Although it may sound logical, simply putting children’s names on the lease as occupants does not ensure that they will have succession rights if the leaseholder dies or moves away.
Indeed, successors don’t have to be relatives by blood or marriage. Relationships described as “nontraditional” can also make an occupant eligible for succession. What is important is the element of time and proof that the relationship is like that of a family. You may need items such as joint accounts, powers of attorney and executorship of wills to prove that a nontraditional relationship is “family.”
A claim for succession cannot be made until the leaseholder has “permanently vacated,” which means moved out or died. The claim should be made soon after the leaseholder has permanently vacated. (The leaseholder should not pay the rent or sign any renewal leases after vacating. That could indicate that he or she never permanently vacated.)
Conditions for establishing succession include:
- Proof of consistent co-occupancy: The unit in question must be the leaseholder’s and any potential successor’s primary residence.
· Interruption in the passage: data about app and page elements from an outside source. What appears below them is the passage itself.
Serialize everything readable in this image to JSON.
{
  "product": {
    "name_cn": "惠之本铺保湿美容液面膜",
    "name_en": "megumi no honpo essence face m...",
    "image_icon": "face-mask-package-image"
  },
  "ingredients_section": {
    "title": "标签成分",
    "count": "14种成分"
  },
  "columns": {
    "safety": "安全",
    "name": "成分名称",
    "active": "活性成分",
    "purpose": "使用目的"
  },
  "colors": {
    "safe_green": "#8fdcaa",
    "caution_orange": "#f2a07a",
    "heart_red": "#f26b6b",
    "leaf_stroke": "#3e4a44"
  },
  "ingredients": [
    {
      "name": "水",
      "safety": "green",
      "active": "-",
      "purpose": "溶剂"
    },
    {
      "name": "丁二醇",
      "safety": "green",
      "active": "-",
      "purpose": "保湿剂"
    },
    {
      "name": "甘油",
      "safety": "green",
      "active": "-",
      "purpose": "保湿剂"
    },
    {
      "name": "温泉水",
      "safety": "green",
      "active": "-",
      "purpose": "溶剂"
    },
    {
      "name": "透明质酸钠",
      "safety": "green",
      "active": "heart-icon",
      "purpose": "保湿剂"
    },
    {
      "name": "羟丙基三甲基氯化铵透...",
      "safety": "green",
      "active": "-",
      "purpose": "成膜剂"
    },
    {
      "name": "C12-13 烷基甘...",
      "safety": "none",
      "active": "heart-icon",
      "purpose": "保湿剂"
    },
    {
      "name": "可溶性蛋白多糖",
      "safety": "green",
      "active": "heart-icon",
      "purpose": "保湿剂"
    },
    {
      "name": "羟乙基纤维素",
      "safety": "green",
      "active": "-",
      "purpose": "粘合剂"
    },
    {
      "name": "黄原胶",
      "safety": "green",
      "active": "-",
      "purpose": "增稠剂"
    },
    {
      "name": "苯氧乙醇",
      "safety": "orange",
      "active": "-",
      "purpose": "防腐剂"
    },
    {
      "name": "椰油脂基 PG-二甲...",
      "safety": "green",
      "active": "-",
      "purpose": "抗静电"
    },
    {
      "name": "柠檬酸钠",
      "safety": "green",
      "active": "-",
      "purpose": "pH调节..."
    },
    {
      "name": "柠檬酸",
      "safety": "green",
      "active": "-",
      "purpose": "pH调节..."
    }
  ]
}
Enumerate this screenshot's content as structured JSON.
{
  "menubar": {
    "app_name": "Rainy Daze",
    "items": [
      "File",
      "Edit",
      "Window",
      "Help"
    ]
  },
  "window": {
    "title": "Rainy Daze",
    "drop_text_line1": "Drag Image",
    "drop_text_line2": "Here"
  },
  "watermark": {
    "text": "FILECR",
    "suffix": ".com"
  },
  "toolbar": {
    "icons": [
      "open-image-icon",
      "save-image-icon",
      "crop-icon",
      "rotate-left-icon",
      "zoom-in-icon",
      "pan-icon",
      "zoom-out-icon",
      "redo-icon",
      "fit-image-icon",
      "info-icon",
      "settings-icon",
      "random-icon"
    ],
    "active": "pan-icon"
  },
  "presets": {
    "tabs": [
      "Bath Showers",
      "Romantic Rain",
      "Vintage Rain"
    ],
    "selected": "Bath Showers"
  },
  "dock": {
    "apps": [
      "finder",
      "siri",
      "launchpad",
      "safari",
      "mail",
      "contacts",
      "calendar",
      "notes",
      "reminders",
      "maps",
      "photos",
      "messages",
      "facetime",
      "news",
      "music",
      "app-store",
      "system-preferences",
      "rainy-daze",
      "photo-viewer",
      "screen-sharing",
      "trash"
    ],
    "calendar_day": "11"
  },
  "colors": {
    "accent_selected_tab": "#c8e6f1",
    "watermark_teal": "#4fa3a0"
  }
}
That is established by each showing proof of co-occupancy for at least 183 days in a year.
- Years of occupancy: Succession rights extend to children, and may extend to other occupants, if it can be shown that shared primary residency existed with the lease-holding tenant in the final two years before he or she vacated.
Potential successors who are over age 62, or disabled, can assume the lease if the apartment has been a shared primary residence for only one year before the leaseholder vacates.
Proving residency duration
It is not enough to assert you meet the requirements for succession rights. The burden is on you to prove it. Some forms of documentary evidence showing co-occupancy which the law accepts include:
- Tax records
- Voter registration
- Monthly credit card and/or bank statements
Possible successors can include not only children, but spouse, son, daughter, father, mother, stepfather, stepmother, brother, sister, grandfather, grandmother, grandchildren, father-in-law, mother-in-law, son-in-law and daughter-in-law. And, as noted earlier, blood relationship is not essential. But all the parties must have lived as co-occupants with the leaseholder for the required time periods mentioned above to maintain succession rights.
Getting a lawyer involved early may be beneficial
If your rights are violated, or you feel they are threatened, an attorney may be able to help. They can write the landlord to explain the circumstances and attach documents establishing the relationship.
If the original tenant’s lease has an attorneys’ fees clause and the tenant wins the case, the landlord will have to pay the fees. If the tenant loses the case, however, they do not have to pay the landlord’s attorneys’ fees. This can result in landlords being reluctant to fight a case because they don’t want to pay these fees.